We delight in serving our husbands a cold glass of tea; not because he demands it or because we are subservient, but because we love him and cherish the smallest opportunity to communicate it. After all, he spends all day “speaking love to us” working hard, making sure the oil is changed, unstopping the clogged pipes, and all sorts of other ways. We don’t feel we’re in competition, but rather, we are “heirs together in the grace of life”.
We understand the very real fact that humans need serenity, and we make it one of our jobs to create that for as many as we can around us.
We try to look around us and see if we can meet the practical needs of others.
We think generationally….beyond today…into our great-grand-children’s lives. We journal about things we want our granddaughters to remember.
We teach our girls about strength and dignity, and our boys about honor and protection. We also believe in equality, and in a beautiful array of differences.
We care deeply about politics and what happens to our world; and that is why we are home MAKERS.

I am proud to be one of them. Read the rest here.

He said what?


I know my husband. One of the things I know about him is that he doesn’t say much. I’ll ramble on about almost anything, talk thoughts out as they pop into my head, express my oh-so-many opinions at any time. Not my husband. He talks, but he’s more careful about what he says. So I know when he says something that seems to be “out of the blue”, it isn’t just a thought that just popped into his head. He’s been thinking about it. So the other day when he said something, I knew I needed to pay attention. What did he say? He said, “Maybe we should look for land closer to town.” He said it two days in a row. I guess that means he’s really thinking about it.

Just for kicks and giggles, I thought I’d figure out how much it would cost or save us in gas – closer to work and church, but farther from where Josh goes to school. Enter google maps. Guess what! It is the exact same distance to school as it is from here (think of a triangle). But it’s a LOT closer to work and church. Just in gas alone we’d be saving about $300 a month.

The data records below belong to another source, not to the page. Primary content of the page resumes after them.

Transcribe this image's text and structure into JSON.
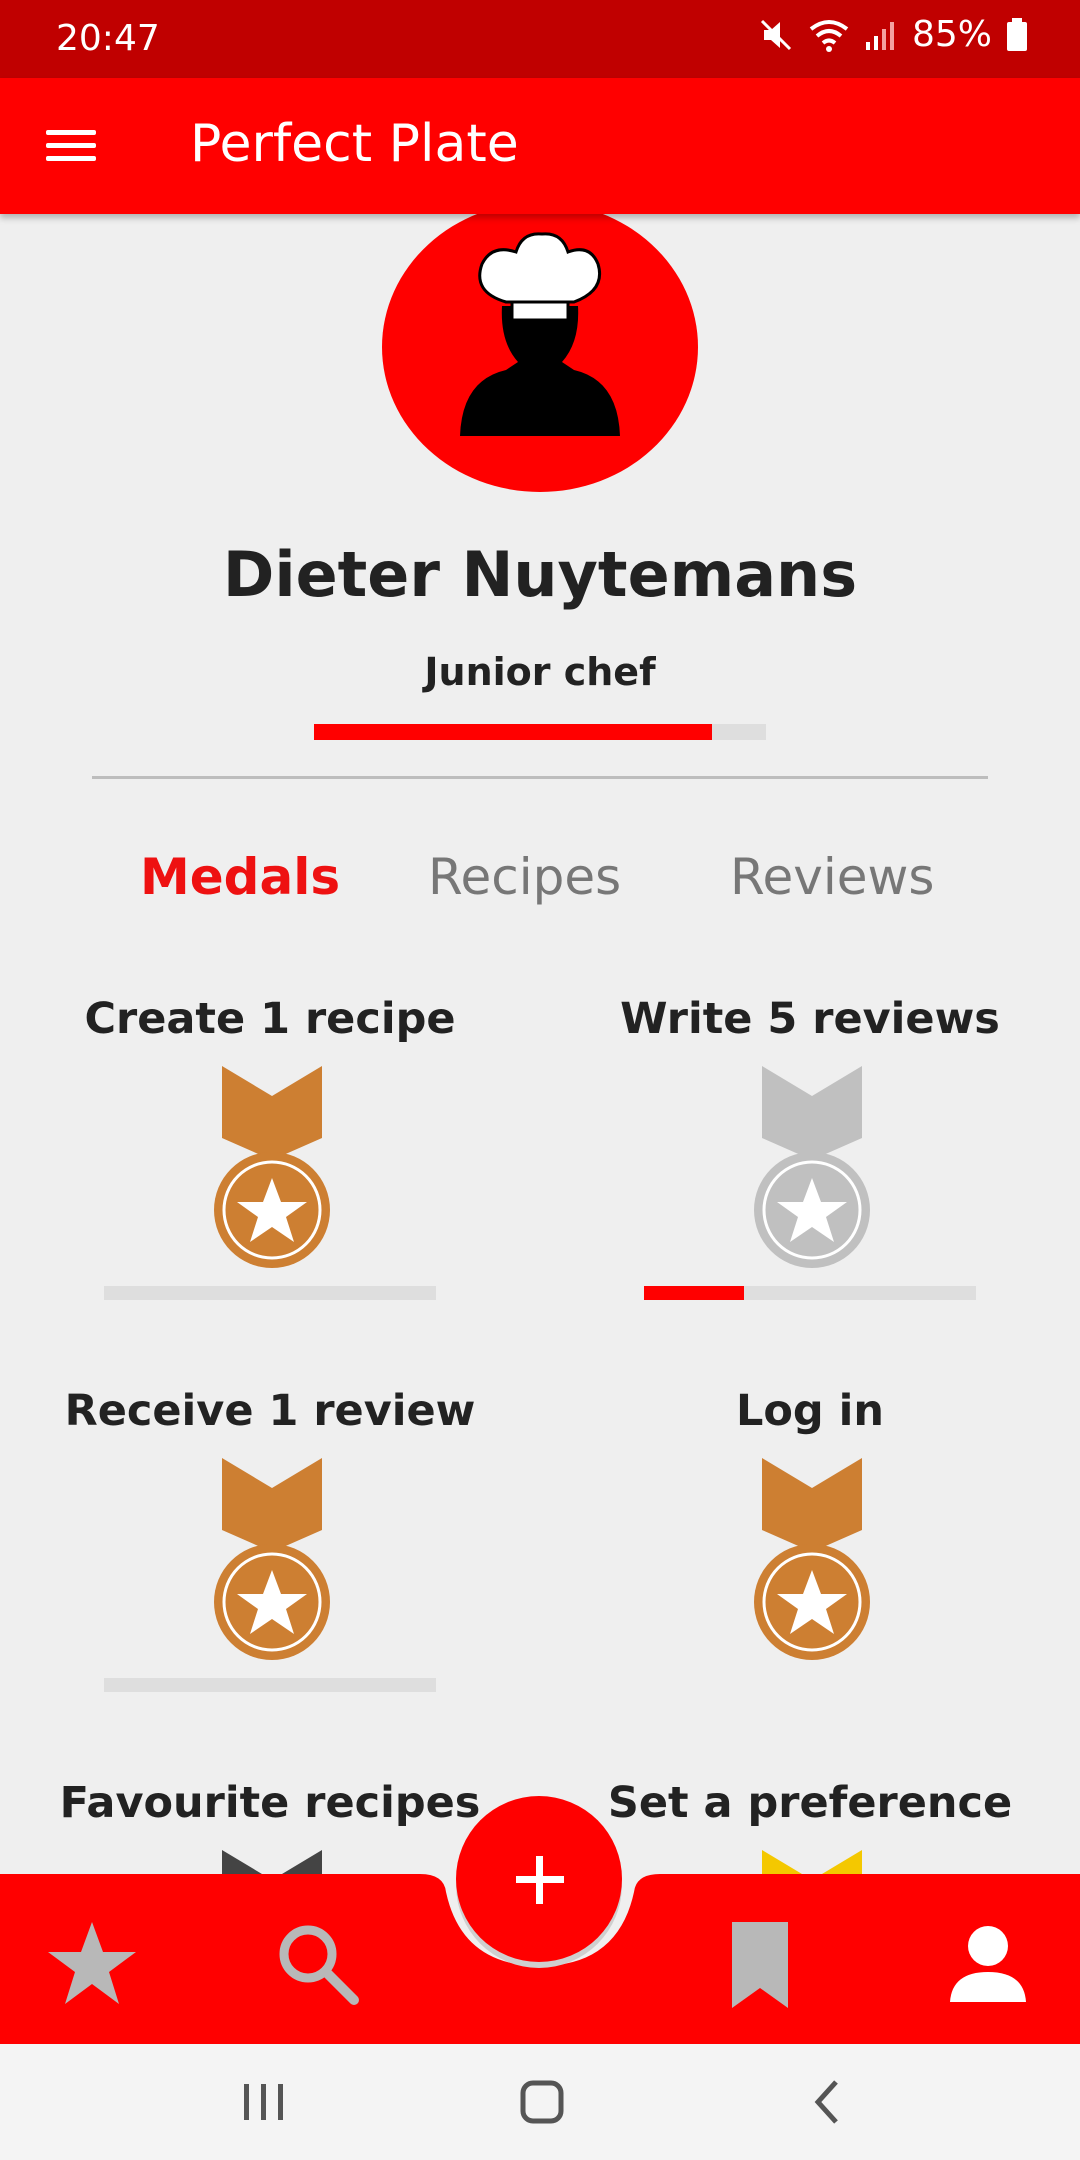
{
  "status_bar": {
    "time": "20:47",
    "battery": "85%"
  },
  "app_bar": {
    "title": "Perfect Plate"
  },
  "profile": {
    "name": "Dieter Nuytemans",
    "rank": "Junior chef",
    "rank_progress": 0.88
  },
  "tabs": [
    {
      "label": "Medals",
      "active": true
    },
    {
      "label": "Recipes",
      "active": false
    },
    {
      "label": "Reviews",
      "active": false
    }
  ],
  "medals": [
    {
      "label": "Create 1 recipe",
      "color": "#cd7f32",
      "progress": 0
    },
    {
      "label": "Write 5 reviews",
      "color": "#c0c0c0",
      "progress": 0.3
    },
    {
      "label": "Receive 1 review",
      "color": "#cd7f32",
      "progress": 0
    },
    {
      "label": "Log in",
      "color": "#cd7f32",
      "progress": null
    },
    {
      "label": "Favourite recipes",
      "color": "#444444",
      "progress": null
    },
    {
      "label": "Set a preference",
      "color": "#f4c800",
      "progress": null
    }
  ],
  "bottom_nav": {
    "items": [
      {
        "icon": "star-icon"
      },
      {
        "icon": "search-icon"
      },
      {
        "icon": "add-icon"
      },
      {
        "icon": "bookmark-icon"
      },
      {
        "icon": "profile-icon"
      }
    ]
  },
  "colors": {
    "primary": "#ff0000",
    "status_bar": "#c00000",
    "background": "#efefef"
  }
}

And that doesn’t include oil changes, tires, and other wear and tear on the cars. Of course, property taxes are much higher in that part of our state than in this part of our state, so our savings will probably go to a higher tax bill. But my husband would get about an hour a day back.

We don’t feel like God is calling us to move right now. Which is good, because I LOVE our land and our home. But we do think that God is telling us to get things in order, because you never know. So I have some unfinished projects to take care of around here. Just in case I didn’t hear God correctly, I looked online at the current listings. There really isn’t anything for us right now. And we’re not putting our house on the market. We’re just exploring options.

You know, it’s almost funny. Every time I’ve felt settled and content, God gives us big changes. Maybe I should try to feel discontented for a while. Then we can stay put. Maybe?